[HOW TO COMPLETE THIS TASK] For each line in the material below that holds "data", copy that line.

[EXTRACTED INFORMATION]
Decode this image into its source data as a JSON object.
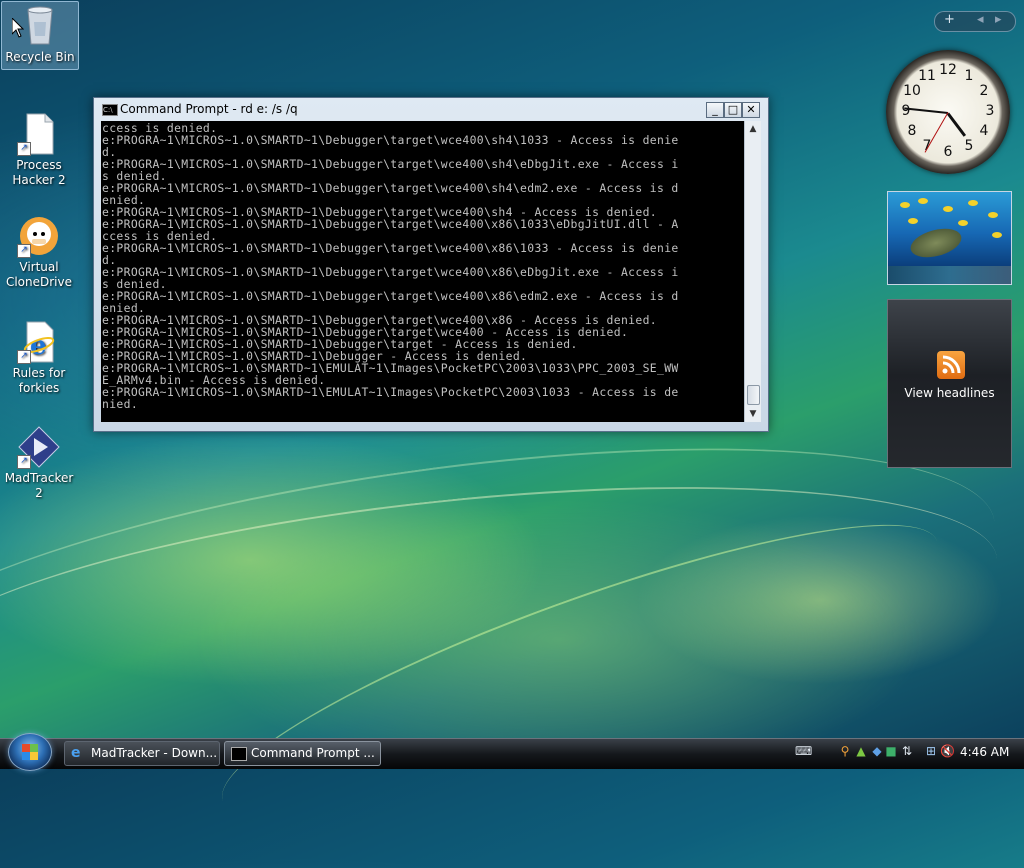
{
  "desktop": {
    "icons": [
      {
        "label": "Recycle Bin"
      },
      {
        "label": "Process Hacker 2"
      },
      {
        "label": "Virtual CloneDrive"
      },
      {
        "label": "Rules for forkies"
      },
      {
        "label": "MadTracker 2"
      }
    ]
  },
  "cmd_window": {
    "title": "Command Prompt - rd  e: /s /q",
    "icon_text": "C:\\",
    "buttons": {
      "minimize": "_",
      "maximize": "□",
      "close": "✕"
    },
    "console_text": "ccess is denied.\ne:PROGRA~1\\MICROS~1.0\\SMARTD~1\\Debugger\\target\\wce400\\sh4\\1033 - Access is denie\nd.\ne:PROGRA~1\\MICROS~1.0\\SMARTD~1\\Debugger\\target\\wce400\\sh4\\eDbgJit.exe - Access i\ns denied.\ne:PROGRA~1\\MICROS~1.0\\SMARTD~1\\Debugger\\target\\wce400\\sh4\\edm2.exe - Access is d\nenied.\ne:PROGRA~1\\MICROS~1.0\\SMARTD~1\\Debugger\\target\\wce400\\sh4 - Access is denied.\ne:PROGRA~1\\MICROS~1.0\\SMARTD~1\\Debugger\\target\\wce400\\x86\\1033\\eDbgJitUI.dll - A\nccess is denied.\ne:PROGRA~1\\MICROS~1.0\\SMARTD~1\\Debugger\\target\\wce400\\x86\\1033 - Access is denie\nd.\ne:PROGRA~1\\MICROS~1.0\\SMARTD~1\\Debugger\\target\\wce400\\x86\\eDbgJit.exe - Access i\ns denied.\ne:PROGRA~1\\MICROS~1.0\\SMARTD~1\\Debugger\\target\\wce400\\x86\\edm2.exe - Access is d\nenied.\ne:PROGRA~1\\MICROS~1.0\\SMARTD~1\\Debugger\\target\\wce400\\x86 - Access is denied.\ne:PROGRA~1\\MICROS~1.0\\SMARTD~1\\Debugger\\target\\wce400 - Access is denied.\ne:PROGRA~1\\MICROS~1.0\\SMARTD~1\\Debugger\\target - Access is denied.\ne:PROGRA~1\\MICROS~1.0\\SMARTD~1\\Debugger - Access is denied.\ne:PROGRA~1\\MICROS~1.0\\SMARTD~1\\EMULAT~1\\Images\\PocketPC\\2003\\1033\\PPC_2003_SE_WW\nE_ARMv4.bin - Access is denied.\ne:PROGRA~1\\MICROS~1.0\\SMARTD~1\\EMULAT~1\\Images\\PocketPC\\2003\\1033 - Access is de\nnied."
  },
  "sidebar": {
    "controls": {
      "add": "+",
      "prev": "◂",
      "next": "▸"
    },
    "clock": {
      "numbers": [
        "12",
        "1",
        "2",
        "3",
        "4",
        "5",
        "6",
        "7",
        "8",
        "9",
        "10",
        "11"
      ]
    },
    "feeds": {
      "label": "View headlines"
    }
  },
  "taskbar": {
    "buttons": [
      {
        "label": "MadTracker - Down..."
      },
      {
        "label": "Command Prompt ..."
      }
    ],
    "time": "4:46 AM"
  },
  "colors": {
    "console_bg": "#000000",
    "console_fg": "#c0c0c0",
    "rss_orange": "#f28a24"
  }
}
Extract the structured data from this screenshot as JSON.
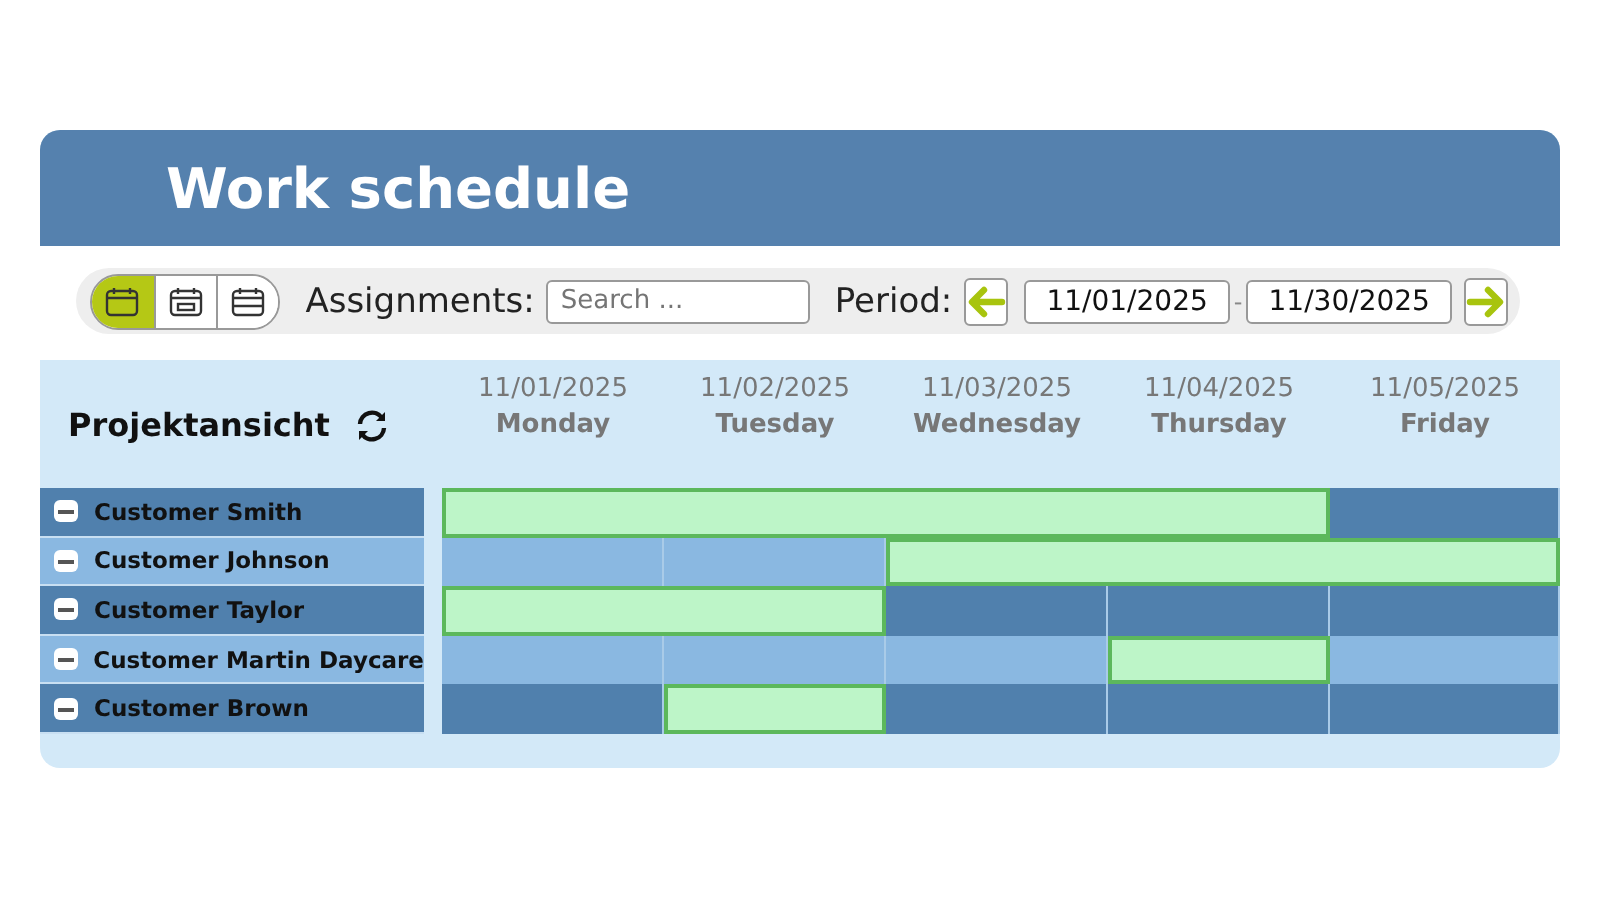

[OUTPUT FOR THIS EXERCISE]
Decode this image into its source data as a JSON object.
Extract the structured data from this screenshot as JSON.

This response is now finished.